# Your task:
The lines to copy are those in the listing that hold the word "addElement".

Information provided Block Start

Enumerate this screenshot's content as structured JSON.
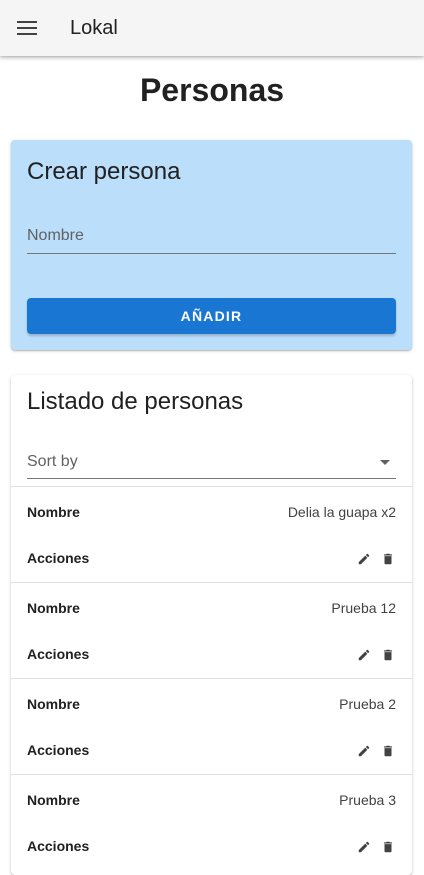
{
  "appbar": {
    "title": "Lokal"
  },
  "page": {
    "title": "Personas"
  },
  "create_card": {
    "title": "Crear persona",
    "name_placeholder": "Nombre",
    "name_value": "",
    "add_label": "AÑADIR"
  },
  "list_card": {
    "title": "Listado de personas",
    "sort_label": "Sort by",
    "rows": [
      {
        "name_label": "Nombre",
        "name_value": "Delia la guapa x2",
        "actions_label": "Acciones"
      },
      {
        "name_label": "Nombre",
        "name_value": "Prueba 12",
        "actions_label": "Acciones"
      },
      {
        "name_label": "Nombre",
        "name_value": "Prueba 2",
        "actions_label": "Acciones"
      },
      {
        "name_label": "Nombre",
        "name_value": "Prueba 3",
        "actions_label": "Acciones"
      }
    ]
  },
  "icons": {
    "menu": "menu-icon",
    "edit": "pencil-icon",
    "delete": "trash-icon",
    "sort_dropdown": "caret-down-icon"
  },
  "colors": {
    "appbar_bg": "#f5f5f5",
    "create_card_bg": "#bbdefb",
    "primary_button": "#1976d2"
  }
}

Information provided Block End
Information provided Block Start

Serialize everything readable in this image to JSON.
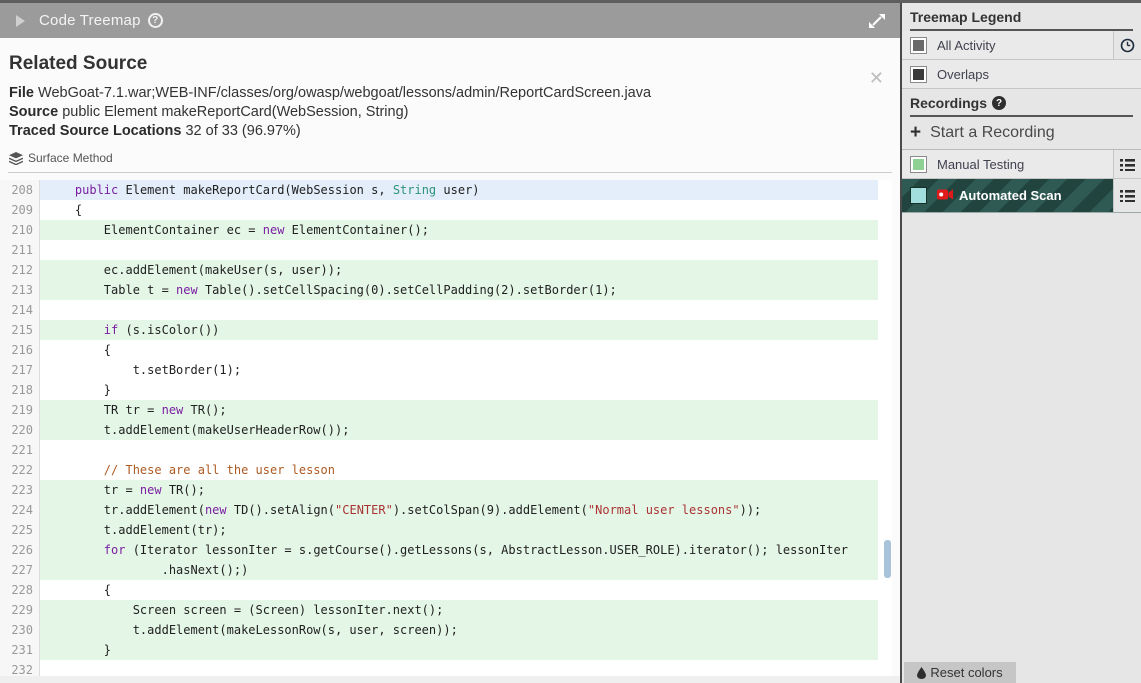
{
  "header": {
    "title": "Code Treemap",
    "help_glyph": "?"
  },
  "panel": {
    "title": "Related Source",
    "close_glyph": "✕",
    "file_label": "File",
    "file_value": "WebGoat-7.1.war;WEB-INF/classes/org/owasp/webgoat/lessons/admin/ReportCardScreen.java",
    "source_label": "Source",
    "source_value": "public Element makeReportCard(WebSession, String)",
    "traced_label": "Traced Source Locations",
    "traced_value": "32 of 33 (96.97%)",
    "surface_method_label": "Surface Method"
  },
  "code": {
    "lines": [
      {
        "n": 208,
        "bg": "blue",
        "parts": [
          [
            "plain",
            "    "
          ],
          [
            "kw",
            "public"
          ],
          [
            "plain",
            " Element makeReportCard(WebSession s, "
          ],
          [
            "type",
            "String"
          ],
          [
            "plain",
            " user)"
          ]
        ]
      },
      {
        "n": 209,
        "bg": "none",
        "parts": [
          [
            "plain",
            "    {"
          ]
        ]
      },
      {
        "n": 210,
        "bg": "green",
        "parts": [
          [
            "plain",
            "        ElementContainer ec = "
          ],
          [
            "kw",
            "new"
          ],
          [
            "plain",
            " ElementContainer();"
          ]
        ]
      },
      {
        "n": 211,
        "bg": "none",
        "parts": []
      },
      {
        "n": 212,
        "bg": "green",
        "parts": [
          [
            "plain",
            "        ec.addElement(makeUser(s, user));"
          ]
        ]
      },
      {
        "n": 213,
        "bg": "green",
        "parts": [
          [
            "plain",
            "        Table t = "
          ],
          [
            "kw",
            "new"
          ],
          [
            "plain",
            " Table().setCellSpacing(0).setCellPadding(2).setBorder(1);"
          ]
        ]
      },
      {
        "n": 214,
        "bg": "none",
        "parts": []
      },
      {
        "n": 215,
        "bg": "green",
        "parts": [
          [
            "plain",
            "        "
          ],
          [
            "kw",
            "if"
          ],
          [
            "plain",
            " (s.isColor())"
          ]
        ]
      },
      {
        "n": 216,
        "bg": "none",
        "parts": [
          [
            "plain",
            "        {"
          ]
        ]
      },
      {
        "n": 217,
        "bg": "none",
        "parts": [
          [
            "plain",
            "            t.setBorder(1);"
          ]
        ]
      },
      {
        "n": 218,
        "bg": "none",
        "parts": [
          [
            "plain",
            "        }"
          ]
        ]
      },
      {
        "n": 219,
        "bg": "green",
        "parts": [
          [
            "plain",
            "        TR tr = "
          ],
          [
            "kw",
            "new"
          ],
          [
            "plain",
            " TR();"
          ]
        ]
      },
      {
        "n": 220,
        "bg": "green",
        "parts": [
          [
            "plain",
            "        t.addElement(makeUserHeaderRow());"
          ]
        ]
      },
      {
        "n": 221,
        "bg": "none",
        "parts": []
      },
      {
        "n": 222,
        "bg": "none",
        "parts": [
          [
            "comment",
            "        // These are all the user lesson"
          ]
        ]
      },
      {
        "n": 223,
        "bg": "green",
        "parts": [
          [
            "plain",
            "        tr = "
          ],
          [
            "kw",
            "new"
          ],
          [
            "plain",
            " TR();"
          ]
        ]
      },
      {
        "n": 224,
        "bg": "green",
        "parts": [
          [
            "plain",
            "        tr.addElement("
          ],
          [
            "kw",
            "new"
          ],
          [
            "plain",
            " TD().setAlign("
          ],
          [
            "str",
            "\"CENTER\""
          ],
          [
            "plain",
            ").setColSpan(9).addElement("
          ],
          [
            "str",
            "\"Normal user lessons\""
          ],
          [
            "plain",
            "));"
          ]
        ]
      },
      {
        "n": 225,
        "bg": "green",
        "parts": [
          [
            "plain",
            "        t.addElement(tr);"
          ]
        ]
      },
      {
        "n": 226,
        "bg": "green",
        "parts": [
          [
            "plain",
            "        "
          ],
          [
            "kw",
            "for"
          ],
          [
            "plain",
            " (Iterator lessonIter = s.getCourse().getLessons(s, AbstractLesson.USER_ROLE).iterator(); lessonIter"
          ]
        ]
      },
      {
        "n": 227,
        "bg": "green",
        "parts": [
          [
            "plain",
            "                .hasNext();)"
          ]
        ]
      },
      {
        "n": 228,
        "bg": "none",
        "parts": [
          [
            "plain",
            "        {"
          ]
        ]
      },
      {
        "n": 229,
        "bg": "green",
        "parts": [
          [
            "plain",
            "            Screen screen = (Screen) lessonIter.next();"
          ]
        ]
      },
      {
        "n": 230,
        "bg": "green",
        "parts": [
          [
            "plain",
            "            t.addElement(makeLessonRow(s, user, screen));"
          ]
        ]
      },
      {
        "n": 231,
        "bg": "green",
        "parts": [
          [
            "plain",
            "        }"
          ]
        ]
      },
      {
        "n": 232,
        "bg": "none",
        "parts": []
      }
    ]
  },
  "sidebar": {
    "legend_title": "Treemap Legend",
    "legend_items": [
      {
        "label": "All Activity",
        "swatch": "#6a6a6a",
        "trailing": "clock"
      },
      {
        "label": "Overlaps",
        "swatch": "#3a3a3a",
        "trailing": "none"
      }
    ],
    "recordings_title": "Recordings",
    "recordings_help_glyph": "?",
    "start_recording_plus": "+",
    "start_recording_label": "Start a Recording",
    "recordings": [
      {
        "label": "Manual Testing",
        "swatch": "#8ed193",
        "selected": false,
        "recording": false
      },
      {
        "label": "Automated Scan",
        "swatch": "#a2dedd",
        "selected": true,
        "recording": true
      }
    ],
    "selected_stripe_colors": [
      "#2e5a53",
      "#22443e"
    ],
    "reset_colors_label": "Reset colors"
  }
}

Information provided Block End
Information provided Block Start

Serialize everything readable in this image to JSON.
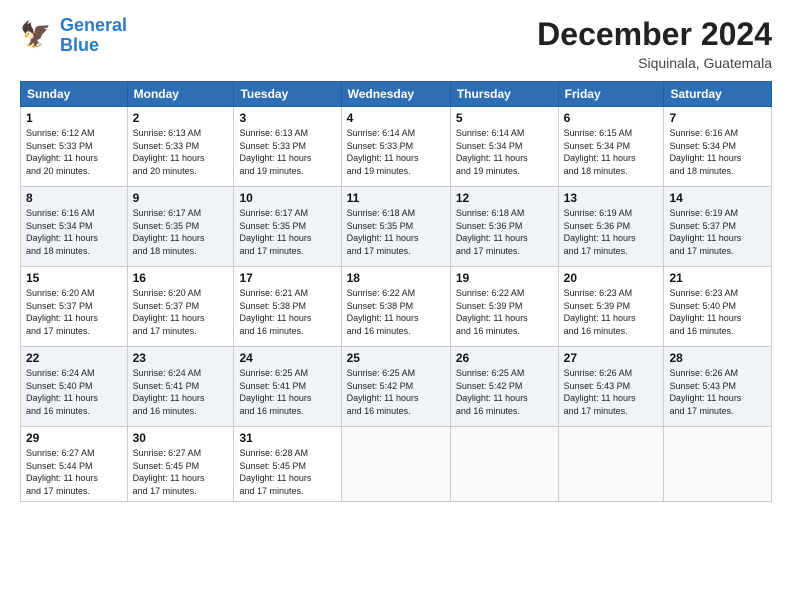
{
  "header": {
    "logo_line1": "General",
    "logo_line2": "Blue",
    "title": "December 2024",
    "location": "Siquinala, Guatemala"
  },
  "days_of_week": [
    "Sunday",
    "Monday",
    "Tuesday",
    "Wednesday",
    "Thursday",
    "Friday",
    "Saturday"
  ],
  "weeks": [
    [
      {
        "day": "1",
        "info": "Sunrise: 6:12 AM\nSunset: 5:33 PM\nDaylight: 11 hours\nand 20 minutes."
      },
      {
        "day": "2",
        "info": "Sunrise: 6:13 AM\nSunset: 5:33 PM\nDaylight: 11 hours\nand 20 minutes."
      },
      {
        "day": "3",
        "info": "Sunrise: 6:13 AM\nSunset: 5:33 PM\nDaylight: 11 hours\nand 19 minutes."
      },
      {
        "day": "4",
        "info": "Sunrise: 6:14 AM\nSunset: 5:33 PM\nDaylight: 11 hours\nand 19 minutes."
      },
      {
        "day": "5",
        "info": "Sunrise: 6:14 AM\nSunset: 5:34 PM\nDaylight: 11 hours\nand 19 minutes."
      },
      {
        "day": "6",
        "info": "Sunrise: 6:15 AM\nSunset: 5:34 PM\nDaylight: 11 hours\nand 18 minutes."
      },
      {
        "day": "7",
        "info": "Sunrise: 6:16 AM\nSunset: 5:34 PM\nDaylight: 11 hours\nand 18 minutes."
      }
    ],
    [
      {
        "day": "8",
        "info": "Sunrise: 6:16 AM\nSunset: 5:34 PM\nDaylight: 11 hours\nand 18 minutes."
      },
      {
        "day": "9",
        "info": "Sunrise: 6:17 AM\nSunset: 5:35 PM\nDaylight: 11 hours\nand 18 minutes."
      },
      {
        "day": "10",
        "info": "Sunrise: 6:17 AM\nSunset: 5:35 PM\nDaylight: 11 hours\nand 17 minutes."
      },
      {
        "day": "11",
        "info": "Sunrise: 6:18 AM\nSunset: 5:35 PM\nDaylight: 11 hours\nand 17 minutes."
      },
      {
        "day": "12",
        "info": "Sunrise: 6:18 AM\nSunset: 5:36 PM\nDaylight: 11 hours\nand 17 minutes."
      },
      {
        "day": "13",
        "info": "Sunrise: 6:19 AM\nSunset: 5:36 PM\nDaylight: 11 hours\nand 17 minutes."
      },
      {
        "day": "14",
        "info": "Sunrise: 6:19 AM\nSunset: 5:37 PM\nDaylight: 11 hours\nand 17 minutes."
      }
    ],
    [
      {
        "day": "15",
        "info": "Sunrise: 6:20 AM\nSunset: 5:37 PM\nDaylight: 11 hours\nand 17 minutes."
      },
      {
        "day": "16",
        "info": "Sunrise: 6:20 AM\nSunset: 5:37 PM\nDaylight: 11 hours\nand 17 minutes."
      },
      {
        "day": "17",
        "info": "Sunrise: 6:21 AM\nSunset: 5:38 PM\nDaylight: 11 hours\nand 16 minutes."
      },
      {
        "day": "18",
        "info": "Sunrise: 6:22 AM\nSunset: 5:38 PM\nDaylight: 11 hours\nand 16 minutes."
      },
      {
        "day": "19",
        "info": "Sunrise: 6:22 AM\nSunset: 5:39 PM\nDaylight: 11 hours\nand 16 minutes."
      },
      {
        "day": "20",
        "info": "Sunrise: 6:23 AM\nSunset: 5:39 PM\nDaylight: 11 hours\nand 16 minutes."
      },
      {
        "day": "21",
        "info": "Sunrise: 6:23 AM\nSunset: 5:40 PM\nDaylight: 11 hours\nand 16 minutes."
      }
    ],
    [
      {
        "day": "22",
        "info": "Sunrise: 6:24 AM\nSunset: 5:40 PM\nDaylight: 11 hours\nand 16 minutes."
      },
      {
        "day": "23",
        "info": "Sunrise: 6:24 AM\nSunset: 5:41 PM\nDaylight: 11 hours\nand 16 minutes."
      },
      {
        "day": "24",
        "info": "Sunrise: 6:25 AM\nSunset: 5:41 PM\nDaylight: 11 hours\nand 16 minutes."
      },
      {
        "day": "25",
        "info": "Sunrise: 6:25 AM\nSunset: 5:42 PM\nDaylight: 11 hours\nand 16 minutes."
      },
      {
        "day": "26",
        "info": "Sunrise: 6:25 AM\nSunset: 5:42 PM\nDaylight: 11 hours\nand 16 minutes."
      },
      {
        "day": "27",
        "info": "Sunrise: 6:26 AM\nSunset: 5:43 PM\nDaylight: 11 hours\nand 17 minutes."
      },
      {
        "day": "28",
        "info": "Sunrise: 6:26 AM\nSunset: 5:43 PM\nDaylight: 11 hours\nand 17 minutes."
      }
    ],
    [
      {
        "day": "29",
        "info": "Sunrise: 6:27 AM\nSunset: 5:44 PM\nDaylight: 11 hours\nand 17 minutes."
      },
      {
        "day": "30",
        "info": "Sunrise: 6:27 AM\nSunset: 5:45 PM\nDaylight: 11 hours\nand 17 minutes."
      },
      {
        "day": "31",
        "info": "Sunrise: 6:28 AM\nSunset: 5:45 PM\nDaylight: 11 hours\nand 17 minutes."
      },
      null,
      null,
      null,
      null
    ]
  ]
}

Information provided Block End

# Exercise answer:
            "        ec.addElement(makeUser(s, user));"
            "        t.addElement(makeUserHeaderRow());"
            "        tr.addElement("
            ").setColSpan(9).addElement("
            "        t.addElement(tr);"
            "            t.addElement(makeLessonRow(s, user, screen));"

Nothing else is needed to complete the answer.